Retreat Day Two
It is very softly snowing. I awakened to gray light filling my room, and a spectacular view of the White Mountains outside my windows. Showering, putting on yoga clothes, coming downstairs, I find only a few of up awake. The wonderful, thoughtful, gentle, and generous Wonderwell staff are around, and have put out fruit and coffee and many kinds of tea (a real breakfast will follow). There is quiet conversation, and the sense of being held by each other and by the universe.
Everyone safely arrived yesterday for lunch, and I think we all were dazzled by the beauty of this spot. Apparently, Wonderwell was built as the summer home of a (very) wealthy NY couple, and even has a concert hall! That beautiful space is now the heart of the home, a large and beautiful room (pictured on the website), used for meditation and yoga and meetings and reflection. The name reflects the fact that, in 150 years, the well has never run dry. But I digress.

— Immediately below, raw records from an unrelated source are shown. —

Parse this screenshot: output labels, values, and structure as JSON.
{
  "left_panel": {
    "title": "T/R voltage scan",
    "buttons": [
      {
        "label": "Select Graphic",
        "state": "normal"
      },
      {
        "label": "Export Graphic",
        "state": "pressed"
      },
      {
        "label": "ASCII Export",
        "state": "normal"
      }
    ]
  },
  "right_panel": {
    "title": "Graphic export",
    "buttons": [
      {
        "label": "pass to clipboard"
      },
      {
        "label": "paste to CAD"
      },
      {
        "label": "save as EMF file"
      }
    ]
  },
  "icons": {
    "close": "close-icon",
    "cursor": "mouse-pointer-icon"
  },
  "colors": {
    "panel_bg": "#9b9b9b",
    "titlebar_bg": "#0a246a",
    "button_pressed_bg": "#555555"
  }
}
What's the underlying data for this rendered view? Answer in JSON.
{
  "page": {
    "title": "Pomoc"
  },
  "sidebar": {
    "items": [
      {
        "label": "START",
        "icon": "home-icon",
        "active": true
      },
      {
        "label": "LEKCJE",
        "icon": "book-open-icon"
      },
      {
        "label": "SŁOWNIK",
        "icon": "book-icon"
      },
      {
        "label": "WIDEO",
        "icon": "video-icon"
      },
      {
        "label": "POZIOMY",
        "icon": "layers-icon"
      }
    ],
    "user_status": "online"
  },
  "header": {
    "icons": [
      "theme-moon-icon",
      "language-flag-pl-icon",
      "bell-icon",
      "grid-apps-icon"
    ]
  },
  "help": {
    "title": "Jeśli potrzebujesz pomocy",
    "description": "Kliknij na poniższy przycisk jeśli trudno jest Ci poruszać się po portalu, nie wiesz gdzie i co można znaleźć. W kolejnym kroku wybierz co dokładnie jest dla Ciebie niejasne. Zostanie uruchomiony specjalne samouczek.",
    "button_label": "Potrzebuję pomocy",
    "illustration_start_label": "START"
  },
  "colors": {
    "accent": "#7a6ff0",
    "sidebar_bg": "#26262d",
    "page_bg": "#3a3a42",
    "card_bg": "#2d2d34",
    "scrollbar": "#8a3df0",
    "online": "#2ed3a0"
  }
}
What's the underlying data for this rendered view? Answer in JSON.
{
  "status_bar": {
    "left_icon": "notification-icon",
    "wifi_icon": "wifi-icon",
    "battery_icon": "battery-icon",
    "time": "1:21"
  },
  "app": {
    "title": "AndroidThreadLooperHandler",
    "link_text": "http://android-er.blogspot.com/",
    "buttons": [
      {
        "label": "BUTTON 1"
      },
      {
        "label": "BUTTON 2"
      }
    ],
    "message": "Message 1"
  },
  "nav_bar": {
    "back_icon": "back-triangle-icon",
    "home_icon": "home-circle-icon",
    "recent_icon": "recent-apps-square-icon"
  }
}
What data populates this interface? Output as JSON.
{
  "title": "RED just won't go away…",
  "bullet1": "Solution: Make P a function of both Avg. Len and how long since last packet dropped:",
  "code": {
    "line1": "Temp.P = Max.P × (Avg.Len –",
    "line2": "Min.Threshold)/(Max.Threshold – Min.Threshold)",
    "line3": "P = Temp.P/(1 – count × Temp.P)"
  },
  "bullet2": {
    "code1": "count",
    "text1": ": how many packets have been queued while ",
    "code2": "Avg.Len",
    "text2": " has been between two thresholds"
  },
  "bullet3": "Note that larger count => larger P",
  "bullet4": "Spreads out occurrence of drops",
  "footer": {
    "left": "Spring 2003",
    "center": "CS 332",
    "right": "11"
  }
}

Lunch was delicious, hot and sour soup and spring rolls and cheeses. There was a semi-awkward, semi-comfortable vibe in the room. Some of us knew one another, but half did not, and the conversation felt social and balanced between stranger and friend. After lunch, we gathered in the beautiful large room and had our first discussion. What was intended to last an hour and a half went on for three hours--three hours of incredible honesty and intimacy and tears and laughter and hugs. By the time we finished, we were closely bonded.
The afternoon continued with small group discussions (one around couples issues, the other for singles), and a wonderful almost hour long guided meditation and tnen wine and appetizers, followed by a delicious dinner. We then enjoyed a creative arts session, led by Samten, that used clay as metaphor and object. To put the positive spin on this: it is kind of nice to see continuity in one's life, and the stable thread is that I am totally non-creative. Years ago, when I was a Brownie leader, the little girls flocked to the other leader whenever there was an arts and crafts project. The only change in this theme is that I am no longer embarrassed.
So, there is a summary of the activities, but little about the experience. I am going to have to ponder this for longer to come up with the right words to fully describe the fellowship and grace and, yes, love, that has filled this healing space. One woman, describing the reality of living with advanced cancer, said: "I feel as though I am being slowly erased." Another later countered that, here, together, we are filling ourselves back in.